Lenny Mendonca is a Director in the San Francisco office of McKinsey & Company, a global management consulting firm, where he leads the firm’s knowledge development efforts. Lenny is on the Shareholders' Council of McKinsey and oversees the McKinsey Global Institute and the firm's communications, which includes the McKinsey Quarterly.
Lenny has helped dozens of corporate, government, and nonprofit clients solve their most difficult management challenges. He has written and spoken extensively on globalization, corporate social responsibility, economic development, regulation, education, energy policy, health care, financial services, and corporate strategy.
Lenny is the Chairman Emeritus of the Bay Area Council and is Chairman of the Economic Institute of the Bay Area. He also serves on the board of The New America Foundation, Common Cause, the Bay Area Science and Innovation Consortium, and is a Trustee for the Committee for Economic Development. He serves on the board of ChildrenNow and The California Business for Educational Excellence Foundation. He received his MBA and certificate in public management from the Stanford Graduate School of Business. He holds an AB, magna cum laude, in economics from Harvard College.
Lenny lives on the Half Moon Bay coast, south of San Francisco, with his wife and two daughters, where he is the founder and owner of the Half Moon Bay Brewing Company.
We have all been witness to the tremendous contributions that business and markets have made in creating wealth over the last few decades, raising the standard of living for millions. This can be seen in the development of medicines, enhanced food production techniques, broad proliferation of communication technologies, and a host of other life-affirming advances. Yet, in the face of these accomplishments and a dramatic economic downturn, we are also keenly aware of inequities and promises that remain unmet.
In the wake of the financial crisis we are now confronted with evidence that confidence in business and markets has been profoundly shaken. This is seen in the tremendous destruction of wealth, a surge in government and regulatory activities, and heightened social and environmental challenges that are now in stark relief from Columbus to Copenhagen. Add to these developments those trends have been gaining momentum well before crisis—a growing talent shortage, the rise of Asia, climate change, demographic shifts, and others that I and my colleagues at the McKinsey Global Institute have been studying and you have the makings of a perfect storm.

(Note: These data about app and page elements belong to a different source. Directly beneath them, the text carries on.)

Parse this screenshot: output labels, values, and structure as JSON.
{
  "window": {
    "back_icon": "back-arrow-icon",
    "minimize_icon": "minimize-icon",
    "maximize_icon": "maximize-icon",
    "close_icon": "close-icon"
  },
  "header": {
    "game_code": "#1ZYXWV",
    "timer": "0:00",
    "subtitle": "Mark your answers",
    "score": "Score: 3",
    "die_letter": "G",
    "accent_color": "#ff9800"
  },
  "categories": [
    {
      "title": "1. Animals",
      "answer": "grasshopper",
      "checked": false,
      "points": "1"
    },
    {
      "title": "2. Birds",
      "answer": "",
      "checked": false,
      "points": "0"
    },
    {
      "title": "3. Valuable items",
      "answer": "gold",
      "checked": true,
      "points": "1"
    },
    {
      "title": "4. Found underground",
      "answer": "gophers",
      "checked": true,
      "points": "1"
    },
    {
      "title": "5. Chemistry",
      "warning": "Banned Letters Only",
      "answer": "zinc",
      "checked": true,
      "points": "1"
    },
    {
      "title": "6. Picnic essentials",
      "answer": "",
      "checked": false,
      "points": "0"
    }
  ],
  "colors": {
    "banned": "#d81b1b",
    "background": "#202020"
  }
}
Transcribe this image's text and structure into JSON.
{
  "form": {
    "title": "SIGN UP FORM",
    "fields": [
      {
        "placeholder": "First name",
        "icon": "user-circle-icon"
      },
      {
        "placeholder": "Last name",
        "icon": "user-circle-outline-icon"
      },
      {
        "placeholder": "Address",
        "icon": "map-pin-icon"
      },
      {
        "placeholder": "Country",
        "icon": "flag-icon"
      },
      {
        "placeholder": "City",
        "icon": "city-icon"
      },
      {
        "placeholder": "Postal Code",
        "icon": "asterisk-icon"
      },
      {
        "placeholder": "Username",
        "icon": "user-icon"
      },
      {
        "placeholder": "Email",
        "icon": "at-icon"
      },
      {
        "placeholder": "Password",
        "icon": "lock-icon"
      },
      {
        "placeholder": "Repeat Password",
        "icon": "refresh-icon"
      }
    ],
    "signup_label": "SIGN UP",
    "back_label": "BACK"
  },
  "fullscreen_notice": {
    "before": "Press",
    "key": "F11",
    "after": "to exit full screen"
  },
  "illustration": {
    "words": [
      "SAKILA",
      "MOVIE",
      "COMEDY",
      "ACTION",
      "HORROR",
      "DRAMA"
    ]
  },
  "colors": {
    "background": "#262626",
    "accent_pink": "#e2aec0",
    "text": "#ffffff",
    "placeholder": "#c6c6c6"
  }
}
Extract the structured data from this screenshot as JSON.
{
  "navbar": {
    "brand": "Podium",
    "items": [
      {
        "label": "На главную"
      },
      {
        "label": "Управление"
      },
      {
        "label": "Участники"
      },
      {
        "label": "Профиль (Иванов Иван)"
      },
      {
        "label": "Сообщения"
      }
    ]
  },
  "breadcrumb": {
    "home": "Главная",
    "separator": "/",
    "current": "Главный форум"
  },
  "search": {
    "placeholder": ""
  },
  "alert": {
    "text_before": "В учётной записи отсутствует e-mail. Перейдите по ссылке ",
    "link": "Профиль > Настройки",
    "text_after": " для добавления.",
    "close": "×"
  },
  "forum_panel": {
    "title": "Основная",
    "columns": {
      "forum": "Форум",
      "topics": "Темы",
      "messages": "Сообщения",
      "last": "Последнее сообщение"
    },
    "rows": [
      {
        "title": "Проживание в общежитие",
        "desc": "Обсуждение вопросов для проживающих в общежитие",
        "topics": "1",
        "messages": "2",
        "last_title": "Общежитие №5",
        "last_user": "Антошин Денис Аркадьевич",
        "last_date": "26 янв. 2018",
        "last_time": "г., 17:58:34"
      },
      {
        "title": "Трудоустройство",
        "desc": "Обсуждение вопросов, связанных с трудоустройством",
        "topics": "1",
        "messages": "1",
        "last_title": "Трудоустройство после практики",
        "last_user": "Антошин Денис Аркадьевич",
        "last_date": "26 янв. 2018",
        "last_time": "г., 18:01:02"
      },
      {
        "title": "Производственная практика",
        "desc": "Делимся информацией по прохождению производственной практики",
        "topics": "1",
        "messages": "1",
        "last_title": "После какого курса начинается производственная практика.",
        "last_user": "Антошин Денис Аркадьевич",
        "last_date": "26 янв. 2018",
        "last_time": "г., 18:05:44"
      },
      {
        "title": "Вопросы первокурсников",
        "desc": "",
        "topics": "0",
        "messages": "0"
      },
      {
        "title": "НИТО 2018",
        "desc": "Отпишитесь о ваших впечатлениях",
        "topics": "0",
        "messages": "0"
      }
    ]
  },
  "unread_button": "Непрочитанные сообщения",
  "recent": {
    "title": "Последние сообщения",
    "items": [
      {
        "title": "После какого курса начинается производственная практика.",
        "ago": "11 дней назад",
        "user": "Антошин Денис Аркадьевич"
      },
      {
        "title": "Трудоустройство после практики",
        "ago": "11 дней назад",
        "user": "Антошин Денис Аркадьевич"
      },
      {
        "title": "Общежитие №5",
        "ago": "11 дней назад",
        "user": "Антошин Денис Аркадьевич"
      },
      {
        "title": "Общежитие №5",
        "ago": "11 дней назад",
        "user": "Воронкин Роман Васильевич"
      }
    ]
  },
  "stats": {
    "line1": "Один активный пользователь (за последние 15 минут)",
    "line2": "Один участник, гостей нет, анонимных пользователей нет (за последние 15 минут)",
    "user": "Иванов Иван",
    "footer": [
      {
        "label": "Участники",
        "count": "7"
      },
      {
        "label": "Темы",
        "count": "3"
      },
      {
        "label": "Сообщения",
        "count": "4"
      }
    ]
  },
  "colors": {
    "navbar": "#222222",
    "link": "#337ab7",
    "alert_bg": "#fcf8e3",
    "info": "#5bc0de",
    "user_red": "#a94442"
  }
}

This storm is the coming together of many events, and portends...